Digital Medical Humanities
Another important aspect of Iaconesi’s open cure is the way it advocates for a humane approach to health and illness. His project aims to translate data into some sort of hybrid natural language, comprehensible by laypersons and by medical equipment operators alike.
The first thing you notice at the hospital is that they are not really talking to you. Medical language is difficult and complex, and they rarely take action to make things more understandable to you. One of the testimonies I received in La Cura was that of a lady who has found herself in front of a doctor shouting at her: “You really think that I will explain to you why your thyroid has to be removed? It has to be removed! That’s it!”
This is really not “open”, in any sense. And, in more than one way, it is an explicit evidence of the approach which medicine has towards patients: they cease to be “humans” and become sets of parameters on a medical record subject to certain protocols and standards. When you are in the hospital, it’s often as if you’re not there.
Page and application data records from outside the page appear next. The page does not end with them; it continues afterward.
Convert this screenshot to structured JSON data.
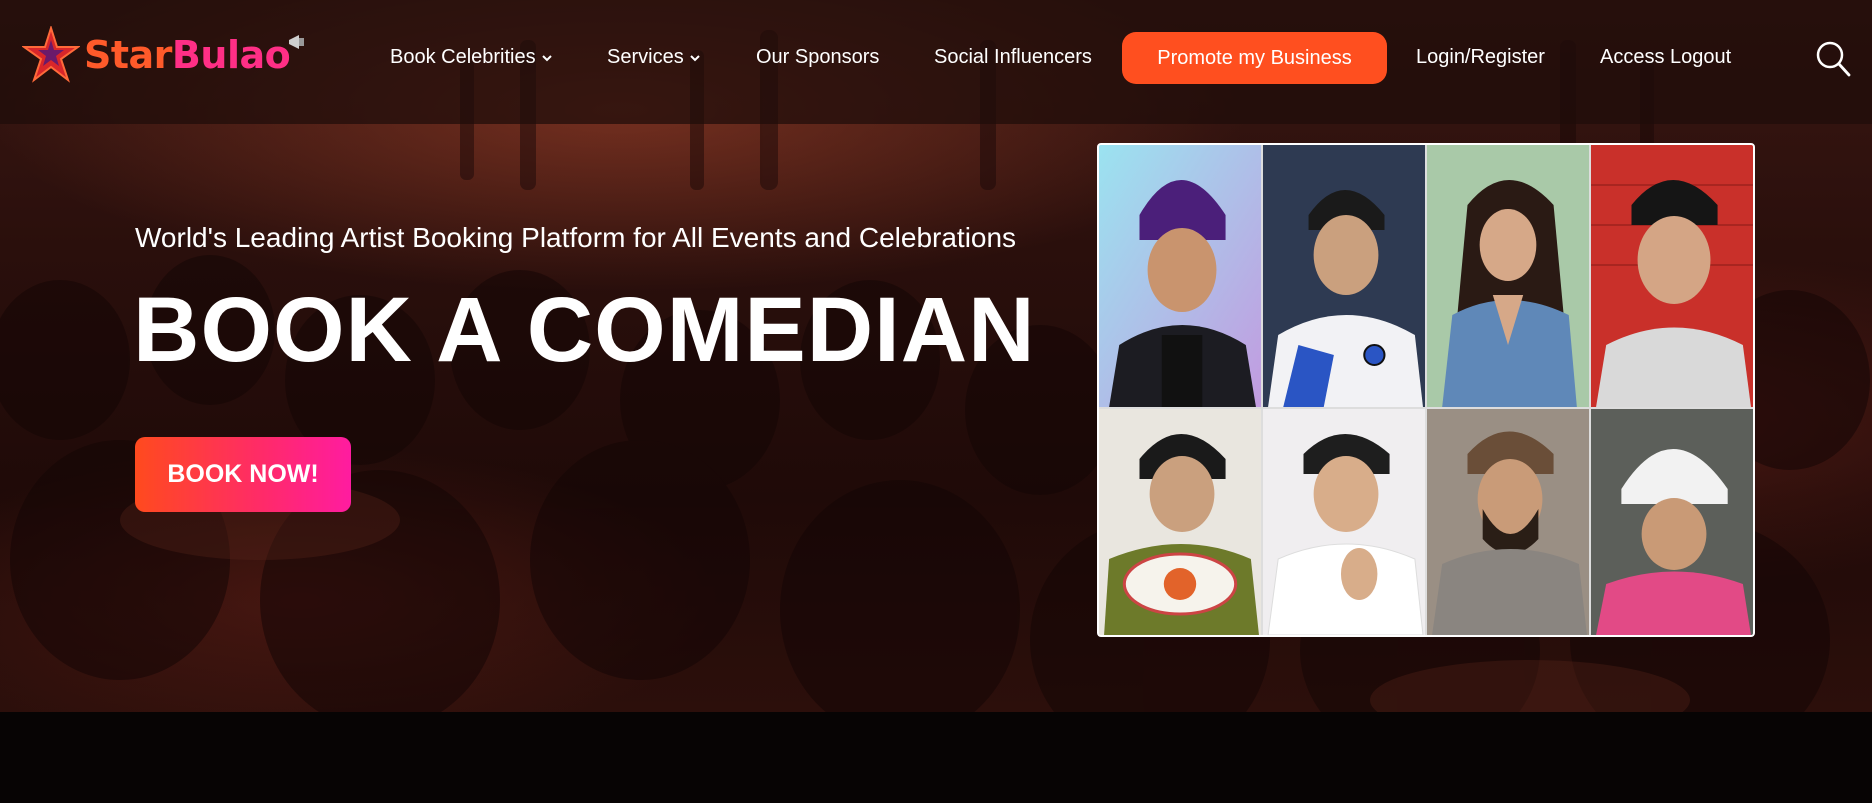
{
  "brand": {
    "name_part1": "Star",
    "name_part2": "Bulao"
  },
  "nav": {
    "items": [
      {
        "label": "Book Celebrities",
        "has_dropdown": true
      },
      {
        "label": "Services",
        "has_dropdown": true
      },
      {
        "label": "Our Sponsors",
        "has_dropdown": false
      },
      {
        "label": "Social Influencers",
        "has_dropdown": false
      }
    ],
    "promote_label": "Promote my Business",
    "login_label": "Login/Register",
    "logout_label": "Access Logout",
    "search_icon": "search-icon"
  },
  "hero": {
    "tagline": "World's Leading Artist Booking Platform for All Events and Celebrations",
    "headline": "BOOK A COMEDIAN",
    "cta_label": "BOOK NOW!"
  },
  "gallery": {
    "photos": [
      {
        "name": "celebrity-photo-1",
        "bg": "#8fd3e8",
        "accent": "#4b1f7a"
      },
      {
        "name": "celebrity-photo-2",
        "bg": "#2e3a52",
        "accent": "#2a55c4"
      },
      {
        "name": "celebrity-photo-3",
        "bg": "#a9c9a8",
        "accent": "#5f88b8"
      },
      {
        "name": "celebrity-photo-4",
        "bg": "#c9302a",
        "accent": "#d9d9d9"
      },
      {
        "name": "celebrity-photo-5",
        "bg": "#e9e6df",
        "accent": "#6d7a2a"
      },
      {
        "name": "celebrity-photo-6",
        "bg": "#f0eef0",
        "accent": "#ffffff"
      },
      {
        "name": "celebrity-photo-7",
        "bg": "#9a8f84",
        "accent": "#8a8580"
      },
      {
        "name": "celebrity-photo-8",
        "bg": "#5c5f5a",
        "accent": "#e24a86"
      }
    ]
  },
  "colors": {
    "accent_orange": "#ff4f1f",
    "accent_pink": "#ff1ca0",
    "logo_orange": "#ff5a2a",
    "logo_pink": "#ff2f86"
  }
}
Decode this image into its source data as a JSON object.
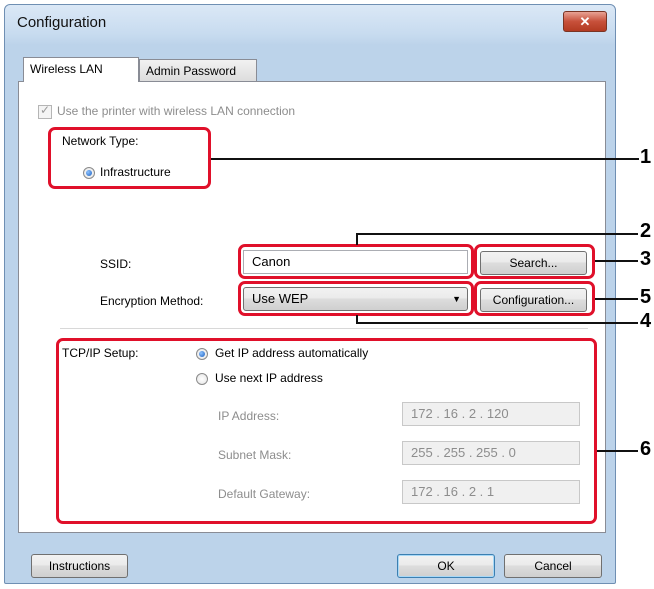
{
  "window": {
    "title": "Configuration",
    "close_symbol": "✕"
  },
  "tabs": [
    {
      "label": "Wireless LAN",
      "active": true
    },
    {
      "label": "Admin Password",
      "active": false
    }
  ],
  "wireless": {
    "use_wireless_label": "Use the printer with wireless LAN connection",
    "use_wireless_checked": true,
    "network_type_label": "Network Type:",
    "infrastructure_label": "Infrastructure",
    "ssid_label": "SSID:",
    "ssid_value": "Canon",
    "search_button": "Search...",
    "encryption_label": "Encryption Method:",
    "encryption_value": "Use WEP",
    "configuration_button": "Configuration..."
  },
  "tcpip": {
    "label": "TCP/IP Setup:",
    "auto_label": "Get IP address automatically",
    "manual_label": "Use next IP address",
    "ip_label": "IP Address:",
    "ip_value": "172 . 16 . 2 . 120",
    "subnet_label": "Subnet Mask:",
    "subnet_value": "255 . 255 . 255 . 0",
    "gateway_label": "Default Gateway:",
    "gateway_value": "172 . 16 . 2 . 1"
  },
  "footer": {
    "instructions": "Instructions",
    "ok": "OK",
    "cancel": "Cancel"
  },
  "callouts": [
    "1",
    "2",
    "3",
    "5",
    "4",
    "6"
  ],
  "colors": {
    "highlight": "#e0102a",
    "close_button": "#c7503a",
    "default_button_border": "#3c7fb1"
  }
}
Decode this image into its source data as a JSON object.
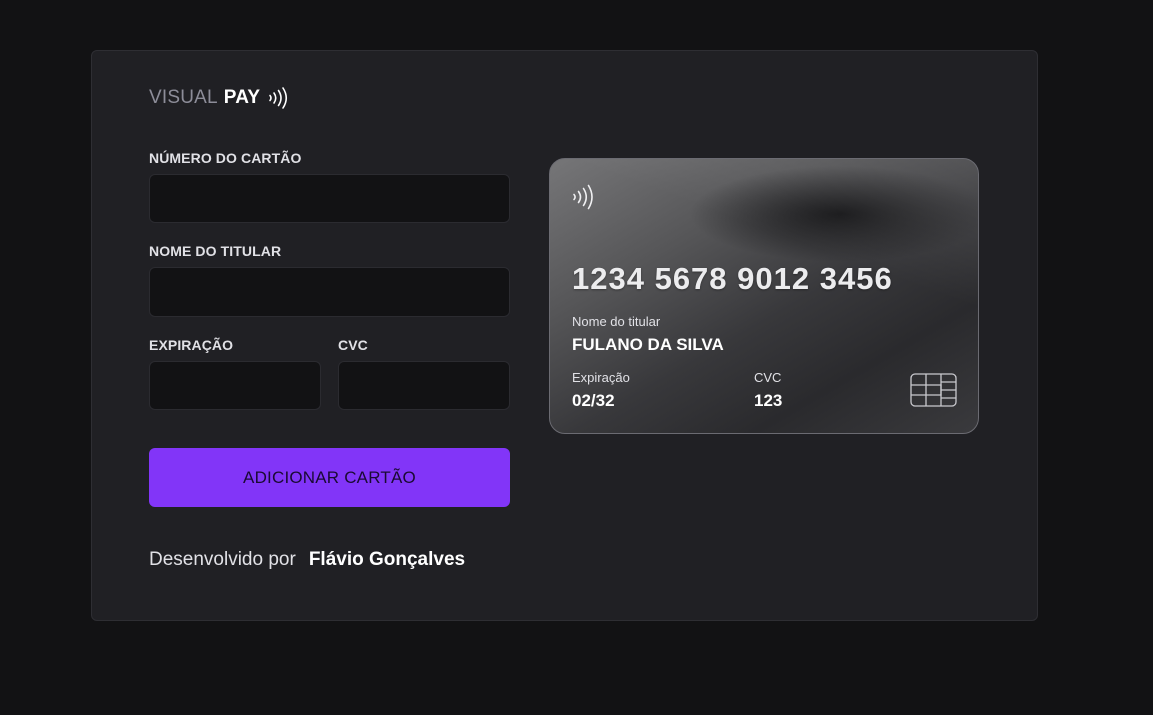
{
  "brand": {
    "light": "VISUAL",
    "bold": "PAY",
    "icon": "contactless-icon"
  },
  "form": {
    "card_number_label": "NÚMERO DO CARTÃO",
    "card_number_value": "",
    "holder_label": "NOME DO TITULAR",
    "holder_value": "",
    "expiry_label": "EXPIRAÇÃO",
    "expiry_value": "",
    "cvc_label": "CVC",
    "cvc_value": "",
    "submit_label": "ADICIONAR CARTÃO"
  },
  "footer": {
    "prefix": "Desenvolvido por",
    "author": "Flávio Gonçalves"
  },
  "card": {
    "contactless_icon": "contactless-icon",
    "number": "1234 5678 9012 3456",
    "holder_caption": "Nome do titular",
    "holder_name": "FULANO DA SILVA",
    "expiry_caption": "Expiração",
    "expiry_value": "02/32",
    "cvc_caption": "CVC",
    "cvc_value": "123",
    "chip_icon": "chip-icon"
  },
  "colors": {
    "background": "#121214",
    "panel": "#202024",
    "input": "#121214",
    "accent": "#8235f8"
  }
}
The only thing that matters is your data: blood pressure, heartbeat, magnetic resonance etc.
Patrick Lichty – La Cura: An Open Source Cure. An interview with Salvatore Iaconesi
Opening medical data equates to reconciling medical knowledge and the bodily experience of illness. And in this specific respect the inspiration for the Italian artist’s “cure” can be traced back to the growing interest in medical humanities. Since the late 1950s, a body of works of literature, art, and scholarly productions in medical anthropology and social sciences dealing with the experience of illness is used in medical education and practice. Beyond basic bedside manners, medical professionals are increasingly trained to develop skills of humane medical care, observation and empathy with their patients. This is obtained by examining first person accounts of patients or by studying the sociological and cultural context of the practice of biomedicine. Even without venturing into the most creative, and sometimes controversial, field of art therapy, this new domain clearly has the potential of complexifying and improving the present understanding of well-being and of its many opposites.
Iaconesi has invited not only medical experts and fellow patients, but also poets, visual artists, and musicians to take part in his online experiment, and this clearly situates his open cure at the crossroad of medical and digital humanities. So far, this liaison between computer science, humanities and medicine has been mainly ensured by medical professionals with some background in informatics, like the initiators of the Medical Future Labs and of related programmes around the world. The fact that an artist – and, moreover, a person living with cancer – has now launched a similar initiative surely promises invaluable insight into the way illness and healing are experienced in a computer-mediated social environment.
Think about the possible evolutions of the notion of “disease” and “health” applied to our current situation, the possibility of reverting to forms of dignity and human sociability based on the sharing of ideas and experiences, on the reappropriation of a state of sincere and active solidarity, comprehensive and manifold.
Salvatore Iaconesi – La Cura e gli Open Data, La Stampa, 13/9/2012.